Denile Samuel

South Africa


SOUTH AFRICA – AFIT Educator Profile “Denile Samuel: Using Workers’ Forum Theatre”

Theatre is a form of knowledge it can be used to transform society. It can help us build our future” Augusto Boal.

What is the aim of the Association for Fairness in Trade (AFIT)?

To train and educate workers and small farmers to become self-reliant with regards to daily issues faced. To challenge the power imbalances in the workplace.

What is your role at AFIT?

I am the coordinator so I facilitate meetings of small-farmers and farm-workers, do basic research and date collection, and write reports. I liaise with partner organisations, and write and circulate the AFIT newsletter. I do the administration and maintain the membership database.  I organise, prepare and facilitate educational workshops, and campaign training sessions.

Can you tell us about the workers’ forum theatre workshops?

The first half of the workshop we discuss farmworkers’ experiences, we talk about the role that power plays in workplace challenges. In the afternoon we consolidate what we have learnt in the morning session and start to build the workers’ forum theatre.

On the stage created, a scene relating to bullying on a farm, is shown twice. During the replay, the audience shouts ‘Stop!’ and one steps forward to take the place of one of the worker characters, to show how they could change the situation to enable a different outcome. The actors remain in character, improvising their responses whilst the facilitator enables communication between the players and the audience.

This approach enables participants to try out courses of action applicable to their everyday lives.  We receive amazing responses from both participants and facilitators.

Who do you work with in the forum theatre workshops?

We work with professional actors and a legal consultant make sure that we have the correct information on the relevant legislation for farmworkers.

As an education methodology, what value do the forum theatre workshops bring to the learning process?

It deepens the learning of participants because in the morning session they get the information and knowledge by listening and participating, whilst in the afternoon the same learnings are acted out. They get an opportunity to correct the information by taking over the role of an actor. The facilitator asks pertinent questions around the scenes allowing workers to analyse what is happening, and think about the response.

What is the experience like for workers when doing forum theatre?

Evaluations indicate that workers felt they learned more about discrimination and disciplinary hearings and the overall response from workers was positive. Workers all liked the forum theatre and rated the these key learning areas the highest: the importance of working together, learning more about rights, understanding better the role of the Commission for Conciliation, Mediation and Arbitration (CCMA) a dispute resolution body.

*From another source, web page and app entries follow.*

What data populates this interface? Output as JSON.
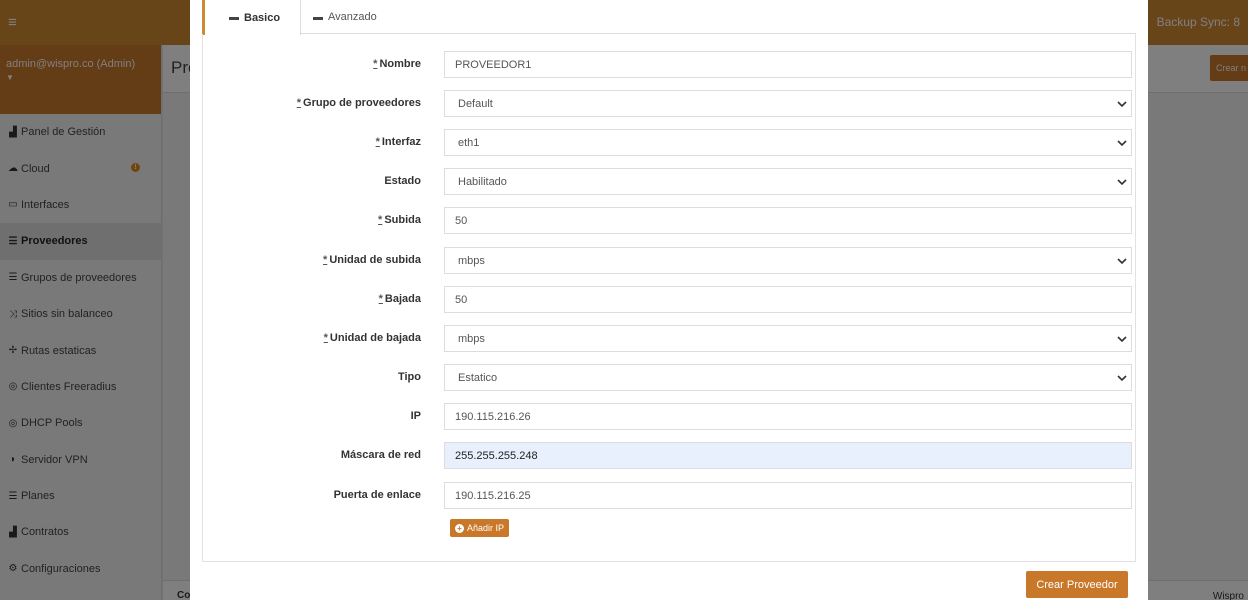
{
  "topbar": {
    "menu_icon": "hamburger-icon",
    "sync_text": "Backup Sync: 8"
  },
  "user": {
    "name": "admin@wispro.co (Admin)"
  },
  "sidebar": {
    "items": [
      {
        "label": "Panel de Gestión",
        "icon": "chart-area-icon"
      },
      {
        "label": "Cloud",
        "icon": "cloud-icon"
      },
      {
        "label": "Interfaces",
        "icon": "comment-icon"
      },
      {
        "label": "Proveedores",
        "icon": "list-icon"
      },
      {
        "label": "Grupos de proveedores",
        "icon": "list-icon"
      },
      {
        "label": "Sitios sin balanceo",
        "icon": "shuffle-icon"
      },
      {
        "label": "Rutas estaticas",
        "icon": "arrows-icon"
      },
      {
        "label": "Clientes Freeradius",
        "icon": "life-ring-icon"
      },
      {
        "label": "DHCP Pools",
        "icon": "life-ring-icon"
      },
      {
        "label": "Servidor VPN",
        "icon": "shield-icon"
      },
      {
        "label": "Planes",
        "icon": "list-icon"
      },
      {
        "label": "Contratos",
        "icon": "chart-area-icon"
      },
      {
        "label": "Configuraciones",
        "icon": "cogs-icon"
      }
    ],
    "active": "Proveedores"
  },
  "content": {
    "title": "Pro",
    "action_label": "Crear n",
    "footer_left": "Co",
    "footer_right": "Wispro"
  },
  "modal": {
    "tabs": [
      {
        "label": "Basico",
        "icon": "briefcase-icon",
        "active": true
      },
      {
        "label": "Avanzado",
        "icon": "briefcase-icon",
        "active": false
      }
    ],
    "fields": {
      "nombre": {
        "label": "Nombre",
        "required": true,
        "value": "PROVEEDOR1"
      },
      "grupo": {
        "label": "Grupo de proveedores",
        "required": true,
        "value": "Default"
      },
      "interfaz": {
        "label": "Interfaz",
        "required": true,
        "value": "eth1"
      },
      "estado": {
        "label": "Estado",
        "required": false,
        "value": "Habilitado"
      },
      "subida": {
        "label": "Subida",
        "required": true,
        "value": "50"
      },
      "unidad_subida": {
        "label": "Unidad de subida",
        "required": true,
        "value": "mbps"
      },
      "bajada": {
        "label": "Bajada",
        "required": true,
        "value": "50"
      },
      "unidad_bajada": {
        "label": "Unidad de bajada",
        "required": true,
        "value": "mbps"
      },
      "tipo": {
        "label": "Tipo",
        "required": false,
        "value": "Estatico"
      },
      "ip": {
        "label": "IP",
        "required": false,
        "value": "190.115.216.26"
      },
      "mascara": {
        "label": "Máscara de red",
        "required": false,
        "value": "255.255.255.248"
      },
      "puerta": {
        "label": "Puerta de enlace",
        "required": false,
        "value": "190.115.216.25"
      }
    },
    "required_mark": "*",
    "add_ip_label": "Añadir IP",
    "submit_label": "Crear Proveedor"
  },
  "colors": {
    "brand": "#d08a33",
    "button": "#c9782a",
    "focus_bg": "#e8f0fe"
  }
}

What impact do you see that the forum theatre has on workers in the long term? Hopefully, that workers are able to challenge the status quo and access relevant dispute resolution mechanisms.

What have been the challenges in workers’ forum theatre workshops?

We struggled to get maximum participation because Saturdays are the only days when workers are able to do their personal errands and attend to family matters. However we did get request to have extra forum theatres after workers who attended spoke to their co-workers about the value of the forum theatres.

What is powerful and exciting about the workers’ forum theatre, and the learning process for workers?

The involvement of workers playing a role as an actor. They feel very proud to correct the scenes. The way the methodology allows workers to deepen their understanding of the knowledge that they received. The CCMA wants the forum theatre to be taken to corporates, as it is such an interesting way of educating, unlike a normal workshop which might become boring.

What message do you have for worker educators?

As activists and educators we should always support worker development in participatory ways, allowing workers to own and dictate their development based on their needs and not those of us, or our funders.